## Working data
==*==

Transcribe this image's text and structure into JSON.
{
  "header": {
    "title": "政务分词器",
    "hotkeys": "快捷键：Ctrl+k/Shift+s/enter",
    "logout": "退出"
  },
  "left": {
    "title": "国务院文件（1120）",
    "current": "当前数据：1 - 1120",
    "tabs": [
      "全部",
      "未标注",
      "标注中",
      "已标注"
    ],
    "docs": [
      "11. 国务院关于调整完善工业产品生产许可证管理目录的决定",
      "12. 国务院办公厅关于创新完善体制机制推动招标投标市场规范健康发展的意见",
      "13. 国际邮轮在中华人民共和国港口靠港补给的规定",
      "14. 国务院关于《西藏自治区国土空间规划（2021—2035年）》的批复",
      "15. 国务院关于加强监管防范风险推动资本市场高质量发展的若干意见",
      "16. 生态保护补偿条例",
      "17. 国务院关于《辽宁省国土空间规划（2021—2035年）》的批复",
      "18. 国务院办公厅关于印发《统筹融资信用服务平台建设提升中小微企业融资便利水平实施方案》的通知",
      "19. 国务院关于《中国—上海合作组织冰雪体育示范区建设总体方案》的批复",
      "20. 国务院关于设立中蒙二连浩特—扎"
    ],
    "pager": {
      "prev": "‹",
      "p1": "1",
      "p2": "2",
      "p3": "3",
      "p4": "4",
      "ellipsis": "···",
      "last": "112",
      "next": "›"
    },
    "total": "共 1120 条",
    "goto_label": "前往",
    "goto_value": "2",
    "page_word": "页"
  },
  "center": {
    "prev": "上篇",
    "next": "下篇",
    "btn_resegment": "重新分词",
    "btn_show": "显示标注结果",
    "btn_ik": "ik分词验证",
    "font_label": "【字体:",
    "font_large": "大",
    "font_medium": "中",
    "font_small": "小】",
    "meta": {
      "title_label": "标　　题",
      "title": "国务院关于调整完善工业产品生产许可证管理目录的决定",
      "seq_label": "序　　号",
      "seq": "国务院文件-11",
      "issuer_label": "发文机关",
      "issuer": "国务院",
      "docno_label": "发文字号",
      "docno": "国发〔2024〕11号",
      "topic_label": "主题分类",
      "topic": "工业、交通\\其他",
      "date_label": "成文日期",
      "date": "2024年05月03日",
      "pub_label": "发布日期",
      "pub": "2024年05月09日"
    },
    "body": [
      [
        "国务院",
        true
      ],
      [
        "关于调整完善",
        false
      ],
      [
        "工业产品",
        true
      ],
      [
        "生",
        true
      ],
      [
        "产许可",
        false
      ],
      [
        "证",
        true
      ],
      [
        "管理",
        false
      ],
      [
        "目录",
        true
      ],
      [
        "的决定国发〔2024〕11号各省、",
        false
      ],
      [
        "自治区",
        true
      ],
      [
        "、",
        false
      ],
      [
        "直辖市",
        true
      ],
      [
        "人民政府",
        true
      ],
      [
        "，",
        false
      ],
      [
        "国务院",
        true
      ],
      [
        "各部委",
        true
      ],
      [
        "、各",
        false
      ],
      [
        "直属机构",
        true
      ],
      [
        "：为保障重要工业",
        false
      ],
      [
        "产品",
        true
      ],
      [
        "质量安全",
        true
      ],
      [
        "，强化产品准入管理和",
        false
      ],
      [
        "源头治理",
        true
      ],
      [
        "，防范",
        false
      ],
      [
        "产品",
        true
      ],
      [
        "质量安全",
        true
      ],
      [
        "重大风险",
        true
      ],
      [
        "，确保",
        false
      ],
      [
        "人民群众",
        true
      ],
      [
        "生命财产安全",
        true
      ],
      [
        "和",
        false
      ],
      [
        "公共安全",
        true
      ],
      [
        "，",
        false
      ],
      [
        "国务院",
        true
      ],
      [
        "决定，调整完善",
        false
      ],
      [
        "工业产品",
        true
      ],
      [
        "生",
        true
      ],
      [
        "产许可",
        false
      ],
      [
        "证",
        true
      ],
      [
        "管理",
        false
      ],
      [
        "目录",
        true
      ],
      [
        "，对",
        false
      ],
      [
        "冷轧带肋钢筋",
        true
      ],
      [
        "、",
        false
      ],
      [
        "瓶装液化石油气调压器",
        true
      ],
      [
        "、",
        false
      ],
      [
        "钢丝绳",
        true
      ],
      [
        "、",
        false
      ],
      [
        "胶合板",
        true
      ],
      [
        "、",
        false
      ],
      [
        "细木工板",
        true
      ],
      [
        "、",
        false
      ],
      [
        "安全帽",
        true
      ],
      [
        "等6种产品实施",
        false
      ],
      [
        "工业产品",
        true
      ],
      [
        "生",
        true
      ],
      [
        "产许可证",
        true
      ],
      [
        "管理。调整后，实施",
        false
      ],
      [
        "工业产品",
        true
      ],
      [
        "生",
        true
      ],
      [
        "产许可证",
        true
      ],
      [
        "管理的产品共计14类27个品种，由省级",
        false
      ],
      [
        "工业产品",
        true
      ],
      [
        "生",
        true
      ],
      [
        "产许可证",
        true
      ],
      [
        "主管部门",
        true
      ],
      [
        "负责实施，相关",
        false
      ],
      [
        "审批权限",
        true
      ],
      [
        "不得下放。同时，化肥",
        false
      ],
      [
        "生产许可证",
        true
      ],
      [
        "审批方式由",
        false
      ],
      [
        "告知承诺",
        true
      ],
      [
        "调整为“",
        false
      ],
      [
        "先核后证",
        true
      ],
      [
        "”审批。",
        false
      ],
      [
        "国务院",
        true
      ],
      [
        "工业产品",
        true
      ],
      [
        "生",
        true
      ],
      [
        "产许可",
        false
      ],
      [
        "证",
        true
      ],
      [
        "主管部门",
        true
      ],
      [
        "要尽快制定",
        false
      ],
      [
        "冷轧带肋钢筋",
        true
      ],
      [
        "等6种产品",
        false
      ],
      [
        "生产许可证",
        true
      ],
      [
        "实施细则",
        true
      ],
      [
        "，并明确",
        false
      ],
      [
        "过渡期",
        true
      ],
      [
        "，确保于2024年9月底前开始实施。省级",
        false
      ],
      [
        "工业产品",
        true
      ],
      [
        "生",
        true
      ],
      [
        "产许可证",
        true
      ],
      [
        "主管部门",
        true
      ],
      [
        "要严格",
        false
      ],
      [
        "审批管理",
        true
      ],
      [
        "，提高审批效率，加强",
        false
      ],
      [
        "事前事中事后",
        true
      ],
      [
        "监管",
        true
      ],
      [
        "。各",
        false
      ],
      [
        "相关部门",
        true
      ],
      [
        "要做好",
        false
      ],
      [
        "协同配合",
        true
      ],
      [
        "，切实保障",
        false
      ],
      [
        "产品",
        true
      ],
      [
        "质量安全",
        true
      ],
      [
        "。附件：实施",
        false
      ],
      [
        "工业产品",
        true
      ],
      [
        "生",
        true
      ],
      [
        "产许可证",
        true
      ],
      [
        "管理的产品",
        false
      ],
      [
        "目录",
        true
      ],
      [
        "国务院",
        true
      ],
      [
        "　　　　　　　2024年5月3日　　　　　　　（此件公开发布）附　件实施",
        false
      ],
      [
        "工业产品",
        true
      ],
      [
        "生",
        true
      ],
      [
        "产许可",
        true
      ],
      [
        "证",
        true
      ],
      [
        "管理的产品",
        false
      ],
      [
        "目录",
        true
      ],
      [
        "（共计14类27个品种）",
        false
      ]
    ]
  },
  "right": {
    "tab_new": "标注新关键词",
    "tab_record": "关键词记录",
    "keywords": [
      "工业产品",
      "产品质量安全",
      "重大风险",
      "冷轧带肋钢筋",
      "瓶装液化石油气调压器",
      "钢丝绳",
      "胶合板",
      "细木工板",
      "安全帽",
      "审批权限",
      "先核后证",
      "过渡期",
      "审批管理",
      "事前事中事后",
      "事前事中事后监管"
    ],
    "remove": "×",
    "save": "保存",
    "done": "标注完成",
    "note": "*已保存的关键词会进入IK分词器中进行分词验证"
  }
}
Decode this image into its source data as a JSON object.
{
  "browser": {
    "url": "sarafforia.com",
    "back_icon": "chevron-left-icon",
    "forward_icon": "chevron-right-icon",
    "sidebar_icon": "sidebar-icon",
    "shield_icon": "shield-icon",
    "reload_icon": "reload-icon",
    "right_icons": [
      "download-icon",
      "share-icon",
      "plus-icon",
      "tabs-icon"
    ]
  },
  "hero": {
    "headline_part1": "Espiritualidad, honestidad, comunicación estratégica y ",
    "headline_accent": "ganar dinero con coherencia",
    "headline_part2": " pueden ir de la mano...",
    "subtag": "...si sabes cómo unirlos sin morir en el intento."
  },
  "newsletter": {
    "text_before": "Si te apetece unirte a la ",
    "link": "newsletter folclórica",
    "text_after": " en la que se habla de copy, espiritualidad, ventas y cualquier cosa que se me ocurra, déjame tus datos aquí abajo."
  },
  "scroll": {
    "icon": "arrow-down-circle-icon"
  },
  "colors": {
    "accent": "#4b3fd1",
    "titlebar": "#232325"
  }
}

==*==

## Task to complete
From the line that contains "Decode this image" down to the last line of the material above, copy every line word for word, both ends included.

## Solved problem
Decode this image into its source data as a JSON object.
{
  "browser": {
    "url": "sarafforia.com",
    "back_icon": "chevron-left-icon",
    "forward_icon": "chevron-right-icon",
    "sidebar_icon": "sidebar-icon",
    "shield_icon": "shield-icon",
    "reload_icon": "reload-icon",
    "right_icons": [
      "download-icon",
      "share-icon",
      "plus-icon",
      "tabs-icon"
    ]
  },
  "hero": {
    "headline_part1": "Espiritualidad, honestidad, comunicación estratégica y ",
    "headline_accent": "ganar dinero con coherencia",
    "headline_part2": " pueden ir de la mano...",
    "subtag": "...si sabes cómo unirlos sin morir en el intento."
  },
  "newsletter": {
    "text_before": "Si te apetece unirte a la ",
    "link": "newsletter folclórica",
    "text_after": " en la que se habla de copy, espiritualidad, ventas y cualquier cosa que se me ocurra, déjame tus datos aquí abajo."
  },
  "scroll": {
    "icon": "arrow-down-circle-icon"
  },
  "colors": {
    "accent": "#4b3fd1",
    "titlebar": "#232325"
  }
}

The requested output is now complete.